### Dataset records

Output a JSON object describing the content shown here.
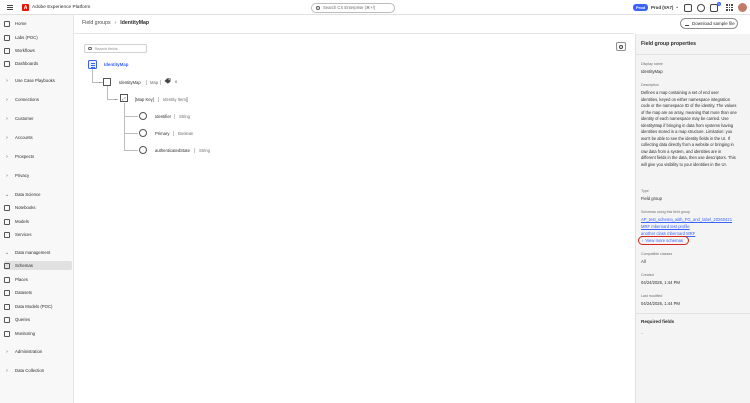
{
  "app": {
    "title": "Adobe Experience Platform",
    "logo_glyph": "A",
    "brand_color": "#eb1000",
    "accent_color": "#3b63fb"
  },
  "topbar": {
    "search_placeholder": "Search CX Enterprise (⌘+/)",
    "env_badge": "Prod",
    "sandbox": "Prod (VA7)",
    "notification_count": "1",
    "icons": [
      "menu-icon",
      "feedback-icon",
      "help-icon",
      "notifications-icon",
      "apps-icon",
      "avatar"
    ]
  },
  "sidebar": {
    "items": [
      {
        "label": "Home",
        "icon": "home-icon",
        "kind": "icon"
      },
      {
        "label": "Labs (POC)",
        "icon": "labs-icon",
        "kind": "icon"
      },
      {
        "label": "Workflows",
        "icon": "workflows-icon",
        "kind": "icon"
      },
      {
        "label": "Dashboards",
        "icon": "dashboards-icon",
        "kind": "icon"
      },
      {
        "label": "Use Case Playbooks",
        "icon": "chevron-right-icon",
        "kind": "chev"
      },
      {
        "label": "Connections",
        "icon": "chevron-right-icon",
        "kind": "chev"
      },
      {
        "label": "Customer",
        "icon": "chevron-right-icon",
        "kind": "chev"
      },
      {
        "label": "Accounts",
        "icon": "chevron-right-icon",
        "kind": "chev"
      },
      {
        "label": "Prospects",
        "icon": "chevron-right-icon",
        "kind": "chev"
      },
      {
        "label": "Privacy",
        "icon": "chevron-right-icon",
        "kind": "chev"
      },
      {
        "label": "Data Science",
        "icon": "chevron-down-icon",
        "kind": "chev"
      },
      {
        "label": "Notebooks",
        "icon": "notebooks-icon",
        "kind": "icon"
      },
      {
        "label": "Models",
        "icon": "models-icon",
        "kind": "icon"
      },
      {
        "label": "Services",
        "icon": "services-icon",
        "kind": "icon"
      },
      {
        "label": "Data management",
        "icon": "chevron-down-icon",
        "kind": "chev"
      },
      {
        "label": "Schemas",
        "icon": "schemas-icon",
        "kind": "icon",
        "active": true
      },
      {
        "label": "Places",
        "icon": "places-icon",
        "kind": "icon"
      },
      {
        "label": "Datasets",
        "icon": "datasets-icon",
        "kind": "icon"
      },
      {
        "label": "Data Models (POC)",
        "icon": "data-models-icon",
        "kind": "icon"
      },
      {
        "label": "Queries",
        "icon": "queries-icon",
        "kind": "icon"
      },
      {
        "label": "Monitoring",
        "icon": "monitoring-icon",
        "kind": "icon"
      },
      {
        "label": "Administration",
        "icon": "chevron-right-icon",
        "kind": "chev"
      },
      {
        "label": "Data Collection",
        "icon": "chevron-right-icon",
        "kind": "chev"
      }
    ]
  },
  "breadcrumb": {
    "parent": "Field groups",
    "separator": "›",
    "current": "IdentityMap"
  },
  "actions": {
    "download_label": "Download sample file"
  },
  "canvas": {
    "search_placeholder": "Search fields",
    "root": {
      "label": "IdentityMap"
    },
    "fields": [
      {
        "name": "IdentityMap",
        "type": "Map",
        "tag_count": "0"
      },
      {
        "name": "[Map Key]",
        "type": "Identity Item[]"
      },
      {
        "name": "Identifier",
        "type": "String"
      },
      {
        "name": "Primary",
        "type": "Boolean"
      },
      {
        "name": "authenticatedState",
        "type": "String"
      }
    ]
  },
  "panel": {
    "title": "Field group properties",
    "display_name_label": "Display name",
    "display_name": "IdentityMap",
    "description_label": "Description",
    "description": "Defines a map containing a set of end user identities, keyed on either namespace integration code or the namespace ID of the identity. The values of the map are an array, meaning that more than one identity of each namespace may be carried. Use IdentityMap if bringing in data from systems having identities stored in a map structure. Limitation: you won't be able to see the identity fields in the UI. If collecting data directly from a website or bringing in raw data from a system, and identities are in different fields in the data, then use descriptors. This will give you visibility to your identities in the UI.",
    "type_label": "Type",
    "type_value": "Field group",
    "schemas_label": "Schemas using this field group",
    "schemas": [
      "AP_test_schema_with_FG_and_label_20260421",
      "MRF mbernard test profile",
      "another class mbernard MRF"
    ],
    "view_more": "View more schemas",
    "compatible_label": "Compatible classes",
    "compatible_value": "All",
    "created_label": "Created",
    "created_value": "04/24/2026, 1:44 PM",
    "modified_label": "Last modified",
    "modified_value": "04/24/2026, 1:44 PM",
    "required_title": "Required fields",
    "required_value": "–"
  }
}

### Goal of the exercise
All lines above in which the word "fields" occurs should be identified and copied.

### Output
    "search_placeholder": "Search fields",
    "fields": [
    "description": "Defines a map containing a set of end user identities, keyed on either namespace integration code or the namespace ID of the identity. The values of the map are an array, meaning that more than one identity of each namespace may be carried. Use IdentityMap if bringing in data from systems having identities stored in a map structure. Limitation: you won't be able to see the identity fields in the UI. If collecting data directly from a website or bringing in raw data from a system, and identities are in different fields in the data, then use descriptors. This will give you visibility to your identities in the UI.",
    "required_title": "Required fields",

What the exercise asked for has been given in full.